Mr. Roger wonders about the ancestral provenance of my curly hair.

“Where’d you get that hair like a N—“
“Oh, she didn’t tell you?”

It’s starting to get uncomfortable.

That night, I ask Stevie to intercede on my behalf. It’s your house, but maybe dial it down while I’m here? It dials down.

Ms. Ava lays it out straight for me. I’m not who they had in mind for their daughter, but Stevie loves me, so that’s that. Ms. Ava is a believer, she’s seen signs.

Early in the morning, Mr. Roger takes me alone on his motorboat into the swamp. It’s another world out there. Swampworld. He’s a skilled guide and pilot. No incidents, no accidents. I return, skin, bones, and all.

I learn all about the business of taxidermy. Hunting on a private game preserve is expensive, and you need to pay up again for every animal you kill. If you bag one on the first day, chances are you’ll be out there the next day looking for something bigger. And after all that money changes hands, who’s got anything left for an expensive mount job? To make a sale you need to be there at just the right time, with just the right words, giving just the right feelings.

We tour the local plantation home. On the second floor, there’s a mid-19th-century map showing which families owned which lands. Mr. Roger’s family owned a plot. Guess who did all the work. The family sold the plot in the 1920s. A few years later, the new owners struck oil.

Christmas Eve dinner with the extended family. Grandma offers a prayer for the destruction of the sinners in New Orleans. We go to Midnight Mass. I’m introduced to the priest and a few other people, and I get the feeling that it’s a small town, no introductions necessary.

Back to church for the Sunday Mass. The priest delivers a sermon on how the Lord changed King David’s heart. I can’t help but ponder how the story relates to my presence in their midst as a member of a stubborn, stiff-necked people whose heart they would see changed.

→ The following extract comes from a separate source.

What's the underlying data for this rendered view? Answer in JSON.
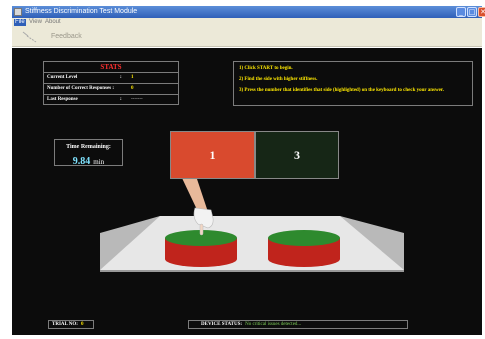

We go for a Sunday drive. There’s a CD in the player, it’s “Amazing Grace.” Sure, I’ve heard this song before.

“Play it again, Daddy.”

Amazing Grace, how sweet the sound, the sound, the sound.

Sound Sound Sound.

Seven times.

Daddy played it seven times.

Seven times around Jericho, Jericho falls.

Seven times around Ivan, Ivan is Ivan.

For the second week of the trip, we get out of the swamp. We drive up to see Stevie’s friends in ArkLaTex. I learn how to say Natchitoches and Nacogdoches.

Back in Boston, she gets into tango. I’m not very good at it, a feeling I don’t like. It would take regular practice for me to get anywhere, and I don’t have the time for that. I had just started taking a class at Harvard Extension taught by the preeminent historian of the Qing dynasty, and I had papers to write.

I got an “A.”

She moved back to the swamp.

I saw her once more, in New Orleans the year before Katrina. It had been a lonely year. I would have gotten back together, but she knew better than my tears. It was never going to work with us.